Exposure of cultured human astrocytoma cells to iodoacetic acid results in rapid depletion of cellular ATP and cell death. Pathophysiological changes in the injured cells, including formation of reactive oxygen species (ROS), cell viability, glutathione, pH, and cytosolic calcium, were characterized at the cellular level via fluorescence microscopy. After iodoacetic acid treatment, cellular ATP and intracellular glutathione fell sharply to undetectable levels within 2 h. ROS, as detected by the oxidation of dichlorofluorescein, appeared in 20 min and reached a maximum before the loss of membrane integrity. Cells became acidotic within 10 min. Cytosolic free calcium concentration exhibited a slow increase and then a sharp influx shortly before the rupture of the cell membrane. The addition of lipophilic antioxidants, nordihydroguaiaretic acid or the troloxamine U-78517F, eliminated the accumulation of ROS and delayed the onset of cell death without affecting other parameters observed in the early phase of the injury. We conclude that ROS is formed and may play important roles during lethal cell injury caused by energy depletion.

Cite this paper

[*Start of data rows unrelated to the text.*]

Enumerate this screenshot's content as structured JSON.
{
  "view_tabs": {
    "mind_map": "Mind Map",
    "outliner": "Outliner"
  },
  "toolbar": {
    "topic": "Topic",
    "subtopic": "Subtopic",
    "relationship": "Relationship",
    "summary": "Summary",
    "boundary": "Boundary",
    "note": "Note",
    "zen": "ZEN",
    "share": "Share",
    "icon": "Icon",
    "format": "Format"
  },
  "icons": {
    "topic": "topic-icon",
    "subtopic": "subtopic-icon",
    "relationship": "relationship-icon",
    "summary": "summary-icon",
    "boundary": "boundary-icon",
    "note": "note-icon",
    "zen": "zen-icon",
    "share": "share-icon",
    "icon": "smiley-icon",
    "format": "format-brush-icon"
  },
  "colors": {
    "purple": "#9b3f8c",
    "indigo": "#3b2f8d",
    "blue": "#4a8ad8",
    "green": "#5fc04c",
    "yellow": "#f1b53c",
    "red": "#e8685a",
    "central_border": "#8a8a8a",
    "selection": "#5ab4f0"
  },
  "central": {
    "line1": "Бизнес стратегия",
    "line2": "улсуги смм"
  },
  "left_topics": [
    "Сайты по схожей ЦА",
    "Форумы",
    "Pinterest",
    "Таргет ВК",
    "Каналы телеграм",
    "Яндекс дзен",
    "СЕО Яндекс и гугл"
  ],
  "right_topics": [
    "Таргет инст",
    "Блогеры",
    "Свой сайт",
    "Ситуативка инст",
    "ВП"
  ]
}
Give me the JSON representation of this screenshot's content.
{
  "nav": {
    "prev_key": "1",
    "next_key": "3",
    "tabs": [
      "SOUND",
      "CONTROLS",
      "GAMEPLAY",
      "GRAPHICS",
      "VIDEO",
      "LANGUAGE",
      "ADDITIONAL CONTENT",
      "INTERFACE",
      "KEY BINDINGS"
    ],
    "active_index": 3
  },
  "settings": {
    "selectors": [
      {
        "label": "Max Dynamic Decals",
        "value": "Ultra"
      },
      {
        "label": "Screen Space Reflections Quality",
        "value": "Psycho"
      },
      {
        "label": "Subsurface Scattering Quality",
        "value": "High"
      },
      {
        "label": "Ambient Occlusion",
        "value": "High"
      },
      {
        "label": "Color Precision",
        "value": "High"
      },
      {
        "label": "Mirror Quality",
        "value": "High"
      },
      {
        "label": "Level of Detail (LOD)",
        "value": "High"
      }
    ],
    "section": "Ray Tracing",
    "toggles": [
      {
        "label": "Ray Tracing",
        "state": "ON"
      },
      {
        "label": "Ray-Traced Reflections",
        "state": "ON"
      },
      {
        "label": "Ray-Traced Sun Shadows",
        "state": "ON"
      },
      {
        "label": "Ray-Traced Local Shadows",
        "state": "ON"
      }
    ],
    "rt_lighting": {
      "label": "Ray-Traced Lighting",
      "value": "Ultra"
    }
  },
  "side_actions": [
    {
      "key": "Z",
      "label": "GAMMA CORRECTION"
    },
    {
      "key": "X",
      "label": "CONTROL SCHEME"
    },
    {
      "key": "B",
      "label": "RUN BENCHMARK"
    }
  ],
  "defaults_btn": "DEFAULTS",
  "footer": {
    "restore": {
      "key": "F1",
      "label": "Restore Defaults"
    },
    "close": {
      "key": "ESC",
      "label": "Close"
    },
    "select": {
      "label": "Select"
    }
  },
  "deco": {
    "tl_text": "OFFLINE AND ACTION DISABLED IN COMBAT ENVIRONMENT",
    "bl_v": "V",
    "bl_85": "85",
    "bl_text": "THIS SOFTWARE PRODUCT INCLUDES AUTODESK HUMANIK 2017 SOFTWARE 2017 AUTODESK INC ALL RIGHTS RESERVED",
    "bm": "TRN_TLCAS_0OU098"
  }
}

@article{Wu1996AlterationsIR, title={Alterations in reactive oxygen, pH, and calcium in astrocytoma cells during lethal injury.}, author={Yulian Wu and Bruce V Taylor and Frank F. Sun}, journal={The American journal of physiology}, year={1996}, volume={270 1 Pt 1}, pages={C115-24} }